When Paul is brought before Agrippa and given the opportunity to plead his case, he presents the gospel by telling his own story, including the electrifying account of his conversion. Most of us do not have stories as dramatic as Paul’s, but anyone who has met Jesus has a story to tell. Our stories—not only the stories of our conversions, but the stories of our faith journeys and stewardship experiences—can be a source of insight and inspiration to others. Author Eugene Peterson writes about the importance of story.
Existence has a story shape. The most adequate rendering of the world in words is by storytelling. It is the least specialized and most comprehensive form of the language. Everything and anything can be put into the story. And the moment it is in the story it has meaning, participates in plot, is somehow or other significant. The biblical revelation comes to us in the form of story. Nothing less than story is adequate to the largeness and intricacy of the truth of God and creation, or of the human fall and redemption.
It is through storytelling in general that values are transmitted and morals are imparted. Author Philip Kenneson explains:
Most cultures of the past have devoted considerable time and energy to the task of moral formation. In most of those cultures this moral formation was facilitated largely by identifying exemplars to be imitated and through the telling of stories. Both practices mutually reinforced each other, because stories of virtuous people made it possible to recognize them in your midst, while flesh and blood exemplars served to remind us that the most powerful stories are embodied ones.

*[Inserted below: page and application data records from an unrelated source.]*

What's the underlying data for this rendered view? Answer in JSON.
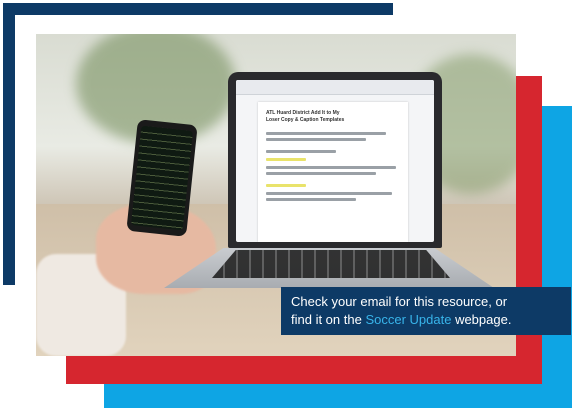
{
  "caption": {
    "line1": "Check your email for this resource, or",
    "line2_prefix": "find it on the ",
    "link_text": "Soccer Update",
    "line2_suffix": " webpage."
  },
  "document": {
    "title_line1": "ATL Huard District Add It to My",
    "title_line2": "Loser Copy & Caption Templates"
  },
  "colors": {
    "navy": "#0d3a66",
    "red": "#d6262f",
    "blue": "#0ea5e4",
    "link": "#38b4ea"
  }
}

It is also important to tell and keep our stories alive for the generations that come after us. Stories about how God has provided for us—about how giving and receiving have caused us growth in faith and in community—are important so that we remember. Author Daniel Taylor recounts how in Joshua 4:1–7 God tells his people how to remember. Read the passage and consider the following:
The [author] here is trying to convince his audience that when they remember who they are, where they have come from, and who their God is, they prosper. When they quit telling the stories, they no longer know who they are and disaster ensues. That is why God tells Joshua to have each of the tribes of Israel contribute a rock to commemorate God’s provision in leading them across the Jordan River. The rock monument in their midst will cause the children of the next generation to ask, “Why are those rocks there?” That question will prompt the story, and a new generation will understand the power of God. We, too, must build rock monuments, primarily in story form, to the values our experience has taught us are most crucial.
When you answered the questions above, did you feel prompted to share a story with another person or group? Determine who might benefit from your story, then make it a priority to share with others this week.